As the country enters the New Year 2022 on Saturday, not all is well on the political front. Parliament that is supposed to be the platform to raise people's voices continues to be obstructed by the main opposition party. The country's judiciary is in a complete mess. Protests which began demanding the resignation of Chief Justice Rana have continued for months. The constitutional bodies that are supposed to ensure accountability of the government have themselves courted a series of controversies. Good governance has been a distant dream. As the political parties keep themselves busy in internal wranglings for power, unscrupulous businessmen have taken to making hay while the sun shines, giving rise to huge inflation. The unemployment problem has continued to worsen even as the effects of the COVID-19 pandemic are fading and life is returning to normalcy. So much so that even development projects such as those funded under the Millennium Challenge Corporation (MCC) compact agreement have fallen victim to indecision for years as political parties seem to be looking for an opportunity to politicize the agenda to divert votes of their rival parties in the upcoming election.

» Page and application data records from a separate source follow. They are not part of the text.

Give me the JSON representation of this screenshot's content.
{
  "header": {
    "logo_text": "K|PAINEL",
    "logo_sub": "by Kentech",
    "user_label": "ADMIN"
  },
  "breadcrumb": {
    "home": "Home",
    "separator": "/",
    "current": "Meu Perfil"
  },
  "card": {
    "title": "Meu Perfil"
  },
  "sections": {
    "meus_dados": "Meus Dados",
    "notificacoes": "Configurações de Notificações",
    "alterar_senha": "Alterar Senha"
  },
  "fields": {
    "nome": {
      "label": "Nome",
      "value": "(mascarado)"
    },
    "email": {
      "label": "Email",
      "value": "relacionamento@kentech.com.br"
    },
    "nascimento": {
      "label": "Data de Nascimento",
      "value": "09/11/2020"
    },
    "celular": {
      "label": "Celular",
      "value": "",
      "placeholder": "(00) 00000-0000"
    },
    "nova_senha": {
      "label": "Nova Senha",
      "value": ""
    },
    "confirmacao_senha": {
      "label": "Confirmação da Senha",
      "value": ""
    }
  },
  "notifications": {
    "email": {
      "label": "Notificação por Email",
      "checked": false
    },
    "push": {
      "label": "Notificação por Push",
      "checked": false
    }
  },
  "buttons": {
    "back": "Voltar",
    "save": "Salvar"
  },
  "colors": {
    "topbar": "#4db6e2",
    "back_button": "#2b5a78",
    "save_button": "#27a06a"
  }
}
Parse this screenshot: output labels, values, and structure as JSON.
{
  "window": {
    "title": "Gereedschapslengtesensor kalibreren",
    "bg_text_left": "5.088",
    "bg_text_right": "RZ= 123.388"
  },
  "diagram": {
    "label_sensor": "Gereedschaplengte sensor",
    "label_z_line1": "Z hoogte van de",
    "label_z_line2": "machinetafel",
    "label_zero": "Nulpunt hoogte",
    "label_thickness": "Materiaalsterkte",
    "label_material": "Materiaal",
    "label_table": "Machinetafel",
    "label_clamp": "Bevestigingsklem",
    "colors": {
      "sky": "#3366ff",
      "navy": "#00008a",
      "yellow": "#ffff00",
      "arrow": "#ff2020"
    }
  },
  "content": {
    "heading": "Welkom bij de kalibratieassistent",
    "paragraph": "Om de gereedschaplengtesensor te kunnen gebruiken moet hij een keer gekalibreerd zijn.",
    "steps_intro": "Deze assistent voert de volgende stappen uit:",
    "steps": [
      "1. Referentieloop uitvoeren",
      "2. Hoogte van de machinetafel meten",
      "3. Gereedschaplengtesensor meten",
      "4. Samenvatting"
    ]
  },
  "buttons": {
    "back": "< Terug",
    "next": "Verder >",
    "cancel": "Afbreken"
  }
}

Since the year 2022 is most likely going to be the year of elections, let's hope that all major political parties will be involved in politics that cares about the people they represent and take these issues as their political agenda to realize people's aspirations for good governance and development.
Hope is all we have. Let’s hope 2022 will be a productive year in Nepal’s journey to peace and prosperity. Let’s hope we all will let our hopes, not our hurts, shape 2022.